**INSTRUCTIONS FOR THE TASK**
Where a line below holds the string "likes", that line goes into the answer.

**ENTRIES SHOWN**

┄┄┄┄┄┄

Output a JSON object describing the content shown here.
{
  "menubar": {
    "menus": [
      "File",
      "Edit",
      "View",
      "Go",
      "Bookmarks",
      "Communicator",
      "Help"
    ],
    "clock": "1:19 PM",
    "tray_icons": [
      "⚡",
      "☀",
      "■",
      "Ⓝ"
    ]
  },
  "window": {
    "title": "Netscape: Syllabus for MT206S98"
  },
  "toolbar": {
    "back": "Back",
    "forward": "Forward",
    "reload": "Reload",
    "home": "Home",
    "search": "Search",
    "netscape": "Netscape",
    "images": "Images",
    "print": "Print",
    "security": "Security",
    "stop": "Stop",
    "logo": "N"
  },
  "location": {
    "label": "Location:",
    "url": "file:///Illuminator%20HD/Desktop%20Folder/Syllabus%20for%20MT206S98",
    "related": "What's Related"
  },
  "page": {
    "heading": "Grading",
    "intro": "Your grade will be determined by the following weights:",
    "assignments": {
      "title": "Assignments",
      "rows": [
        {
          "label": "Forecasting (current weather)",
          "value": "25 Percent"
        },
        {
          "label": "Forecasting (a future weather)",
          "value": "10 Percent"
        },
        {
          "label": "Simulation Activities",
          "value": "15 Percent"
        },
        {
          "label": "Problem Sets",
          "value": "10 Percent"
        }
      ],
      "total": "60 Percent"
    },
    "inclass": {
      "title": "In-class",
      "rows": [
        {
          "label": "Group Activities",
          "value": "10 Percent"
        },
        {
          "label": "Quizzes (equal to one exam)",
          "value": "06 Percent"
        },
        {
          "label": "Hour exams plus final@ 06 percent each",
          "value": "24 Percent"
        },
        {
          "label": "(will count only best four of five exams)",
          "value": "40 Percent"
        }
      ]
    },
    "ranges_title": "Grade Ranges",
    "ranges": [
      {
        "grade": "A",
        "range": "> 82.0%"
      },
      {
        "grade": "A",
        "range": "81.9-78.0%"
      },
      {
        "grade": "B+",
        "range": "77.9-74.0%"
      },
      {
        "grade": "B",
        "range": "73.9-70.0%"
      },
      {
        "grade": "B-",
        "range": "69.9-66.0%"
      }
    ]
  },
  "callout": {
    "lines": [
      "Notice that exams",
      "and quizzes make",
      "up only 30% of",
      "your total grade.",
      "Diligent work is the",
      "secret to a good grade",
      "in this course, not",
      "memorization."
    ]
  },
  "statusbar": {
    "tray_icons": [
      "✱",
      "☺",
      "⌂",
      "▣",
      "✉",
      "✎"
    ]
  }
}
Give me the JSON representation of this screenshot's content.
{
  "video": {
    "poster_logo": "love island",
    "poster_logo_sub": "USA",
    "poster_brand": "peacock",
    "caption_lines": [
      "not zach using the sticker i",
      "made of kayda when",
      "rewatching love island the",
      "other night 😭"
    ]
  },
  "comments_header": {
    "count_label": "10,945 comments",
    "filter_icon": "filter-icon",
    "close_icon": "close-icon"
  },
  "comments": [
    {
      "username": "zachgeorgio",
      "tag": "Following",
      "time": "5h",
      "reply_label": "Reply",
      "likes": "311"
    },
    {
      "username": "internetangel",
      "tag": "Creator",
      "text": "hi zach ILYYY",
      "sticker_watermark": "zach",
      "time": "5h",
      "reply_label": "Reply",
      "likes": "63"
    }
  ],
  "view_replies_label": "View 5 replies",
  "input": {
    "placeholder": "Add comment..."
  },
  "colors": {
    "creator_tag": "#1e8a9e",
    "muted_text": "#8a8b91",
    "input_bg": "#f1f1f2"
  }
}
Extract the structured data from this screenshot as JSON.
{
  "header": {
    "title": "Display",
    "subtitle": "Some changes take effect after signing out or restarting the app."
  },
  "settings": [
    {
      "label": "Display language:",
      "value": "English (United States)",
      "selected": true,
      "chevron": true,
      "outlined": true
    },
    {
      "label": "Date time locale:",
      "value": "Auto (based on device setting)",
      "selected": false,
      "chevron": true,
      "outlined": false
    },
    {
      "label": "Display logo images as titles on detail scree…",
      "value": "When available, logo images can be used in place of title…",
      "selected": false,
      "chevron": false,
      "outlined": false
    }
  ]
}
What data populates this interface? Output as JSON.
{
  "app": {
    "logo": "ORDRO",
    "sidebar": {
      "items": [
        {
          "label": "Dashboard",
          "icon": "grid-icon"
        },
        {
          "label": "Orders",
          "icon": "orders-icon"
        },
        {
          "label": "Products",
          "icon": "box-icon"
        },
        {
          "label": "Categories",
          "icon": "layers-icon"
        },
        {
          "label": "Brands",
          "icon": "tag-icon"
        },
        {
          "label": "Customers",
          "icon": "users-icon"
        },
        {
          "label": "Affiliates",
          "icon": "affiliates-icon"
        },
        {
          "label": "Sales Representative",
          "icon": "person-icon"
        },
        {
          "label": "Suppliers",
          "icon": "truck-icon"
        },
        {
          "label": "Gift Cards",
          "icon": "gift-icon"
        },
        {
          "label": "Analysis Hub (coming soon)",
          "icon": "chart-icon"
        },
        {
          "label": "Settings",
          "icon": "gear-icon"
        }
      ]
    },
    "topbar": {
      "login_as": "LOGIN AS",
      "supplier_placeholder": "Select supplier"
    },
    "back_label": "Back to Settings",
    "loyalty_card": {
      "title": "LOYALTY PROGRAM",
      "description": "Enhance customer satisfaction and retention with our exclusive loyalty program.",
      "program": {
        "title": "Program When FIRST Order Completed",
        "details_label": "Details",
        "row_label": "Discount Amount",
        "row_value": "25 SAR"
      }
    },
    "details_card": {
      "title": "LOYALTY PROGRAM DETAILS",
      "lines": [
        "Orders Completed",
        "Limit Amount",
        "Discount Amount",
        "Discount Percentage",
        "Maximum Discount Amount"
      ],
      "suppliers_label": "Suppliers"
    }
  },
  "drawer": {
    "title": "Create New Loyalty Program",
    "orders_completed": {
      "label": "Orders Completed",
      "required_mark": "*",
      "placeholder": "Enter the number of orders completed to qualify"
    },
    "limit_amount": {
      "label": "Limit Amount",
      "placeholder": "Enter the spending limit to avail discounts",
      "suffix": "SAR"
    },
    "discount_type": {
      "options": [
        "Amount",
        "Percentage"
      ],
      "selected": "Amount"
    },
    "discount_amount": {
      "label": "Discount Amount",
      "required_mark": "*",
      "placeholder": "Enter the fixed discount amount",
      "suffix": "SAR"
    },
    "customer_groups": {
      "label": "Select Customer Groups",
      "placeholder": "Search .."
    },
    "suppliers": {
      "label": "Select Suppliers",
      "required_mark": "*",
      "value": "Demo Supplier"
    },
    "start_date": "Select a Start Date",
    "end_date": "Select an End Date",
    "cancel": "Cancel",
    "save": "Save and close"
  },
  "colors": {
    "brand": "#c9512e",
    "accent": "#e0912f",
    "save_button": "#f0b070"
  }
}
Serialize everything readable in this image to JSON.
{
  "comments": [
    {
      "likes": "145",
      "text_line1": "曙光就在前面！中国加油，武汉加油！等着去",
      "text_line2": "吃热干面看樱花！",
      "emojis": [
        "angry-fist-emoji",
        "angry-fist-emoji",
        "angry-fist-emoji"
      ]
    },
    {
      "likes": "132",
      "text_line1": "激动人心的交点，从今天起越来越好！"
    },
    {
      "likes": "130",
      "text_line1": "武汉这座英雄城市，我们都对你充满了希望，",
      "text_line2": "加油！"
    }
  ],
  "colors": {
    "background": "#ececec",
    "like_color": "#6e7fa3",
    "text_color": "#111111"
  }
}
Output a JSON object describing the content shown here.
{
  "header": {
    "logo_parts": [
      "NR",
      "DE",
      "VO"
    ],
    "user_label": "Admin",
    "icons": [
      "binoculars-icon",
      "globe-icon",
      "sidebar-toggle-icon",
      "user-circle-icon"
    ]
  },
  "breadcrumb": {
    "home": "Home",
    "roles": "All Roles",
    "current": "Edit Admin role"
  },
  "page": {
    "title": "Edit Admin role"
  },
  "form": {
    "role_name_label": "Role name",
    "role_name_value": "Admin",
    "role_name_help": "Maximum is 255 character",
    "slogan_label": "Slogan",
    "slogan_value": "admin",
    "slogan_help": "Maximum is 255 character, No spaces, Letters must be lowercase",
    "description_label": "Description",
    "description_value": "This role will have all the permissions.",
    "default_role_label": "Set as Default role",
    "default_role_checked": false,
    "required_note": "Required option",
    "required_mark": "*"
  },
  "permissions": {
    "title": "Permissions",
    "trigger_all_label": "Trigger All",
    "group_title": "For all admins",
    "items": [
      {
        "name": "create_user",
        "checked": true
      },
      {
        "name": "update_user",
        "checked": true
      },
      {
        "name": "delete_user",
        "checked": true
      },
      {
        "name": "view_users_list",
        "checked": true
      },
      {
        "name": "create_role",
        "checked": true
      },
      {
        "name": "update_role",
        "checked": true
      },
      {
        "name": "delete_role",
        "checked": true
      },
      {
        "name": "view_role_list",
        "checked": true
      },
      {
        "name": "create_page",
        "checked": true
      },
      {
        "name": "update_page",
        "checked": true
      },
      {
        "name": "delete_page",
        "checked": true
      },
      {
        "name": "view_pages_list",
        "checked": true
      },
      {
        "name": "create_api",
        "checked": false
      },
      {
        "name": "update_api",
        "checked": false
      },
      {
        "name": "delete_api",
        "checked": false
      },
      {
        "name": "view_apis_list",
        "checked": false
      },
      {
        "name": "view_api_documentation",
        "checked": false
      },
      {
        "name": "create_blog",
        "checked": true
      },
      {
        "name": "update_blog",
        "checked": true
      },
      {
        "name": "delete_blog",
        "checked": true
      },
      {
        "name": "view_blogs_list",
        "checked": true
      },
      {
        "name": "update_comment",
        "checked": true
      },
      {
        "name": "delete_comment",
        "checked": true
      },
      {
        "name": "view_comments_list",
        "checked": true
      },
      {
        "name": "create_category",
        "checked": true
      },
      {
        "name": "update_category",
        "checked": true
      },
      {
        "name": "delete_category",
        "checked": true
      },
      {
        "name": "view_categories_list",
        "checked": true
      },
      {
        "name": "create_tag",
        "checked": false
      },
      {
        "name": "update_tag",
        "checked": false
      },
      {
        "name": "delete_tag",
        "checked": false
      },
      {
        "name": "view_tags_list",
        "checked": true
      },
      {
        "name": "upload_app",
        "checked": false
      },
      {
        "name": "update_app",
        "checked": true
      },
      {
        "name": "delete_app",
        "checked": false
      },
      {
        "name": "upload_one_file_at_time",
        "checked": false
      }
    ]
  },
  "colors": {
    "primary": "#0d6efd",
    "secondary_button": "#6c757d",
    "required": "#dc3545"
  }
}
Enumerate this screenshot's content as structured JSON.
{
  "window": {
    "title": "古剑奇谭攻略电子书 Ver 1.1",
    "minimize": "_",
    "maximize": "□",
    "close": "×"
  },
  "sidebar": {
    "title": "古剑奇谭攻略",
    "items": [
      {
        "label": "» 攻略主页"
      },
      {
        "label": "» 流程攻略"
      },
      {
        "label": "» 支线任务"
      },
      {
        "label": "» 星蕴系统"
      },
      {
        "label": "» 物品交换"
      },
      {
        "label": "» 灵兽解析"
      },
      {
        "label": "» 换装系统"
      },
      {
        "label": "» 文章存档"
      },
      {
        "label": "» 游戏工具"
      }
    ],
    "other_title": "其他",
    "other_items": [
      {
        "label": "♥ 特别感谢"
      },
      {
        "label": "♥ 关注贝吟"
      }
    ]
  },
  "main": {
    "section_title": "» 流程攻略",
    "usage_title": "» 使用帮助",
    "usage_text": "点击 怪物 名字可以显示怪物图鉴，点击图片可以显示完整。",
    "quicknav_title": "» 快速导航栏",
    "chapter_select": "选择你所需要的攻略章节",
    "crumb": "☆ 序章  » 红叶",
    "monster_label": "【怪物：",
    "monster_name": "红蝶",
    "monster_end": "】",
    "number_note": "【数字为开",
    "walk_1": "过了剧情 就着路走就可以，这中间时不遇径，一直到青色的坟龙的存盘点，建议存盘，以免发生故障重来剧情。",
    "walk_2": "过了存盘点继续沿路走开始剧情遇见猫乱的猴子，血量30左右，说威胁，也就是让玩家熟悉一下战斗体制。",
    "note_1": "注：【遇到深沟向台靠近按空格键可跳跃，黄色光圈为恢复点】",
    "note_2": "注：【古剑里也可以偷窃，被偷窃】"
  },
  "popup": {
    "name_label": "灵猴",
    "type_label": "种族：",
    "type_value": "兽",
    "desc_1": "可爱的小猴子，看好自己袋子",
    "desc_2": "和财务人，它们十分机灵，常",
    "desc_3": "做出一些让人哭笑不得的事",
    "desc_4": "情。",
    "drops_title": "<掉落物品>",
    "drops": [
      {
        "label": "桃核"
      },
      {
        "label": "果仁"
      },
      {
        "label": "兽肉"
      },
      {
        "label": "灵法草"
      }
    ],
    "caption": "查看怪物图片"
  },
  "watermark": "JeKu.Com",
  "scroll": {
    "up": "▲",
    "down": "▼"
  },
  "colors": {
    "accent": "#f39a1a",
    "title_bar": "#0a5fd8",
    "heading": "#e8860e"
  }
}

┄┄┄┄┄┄

**WRITTEN ANSWER**
      "likes": "311"
      "likes": "63"
      "likes": "145",
      "likes": "132",
      "likes": "130",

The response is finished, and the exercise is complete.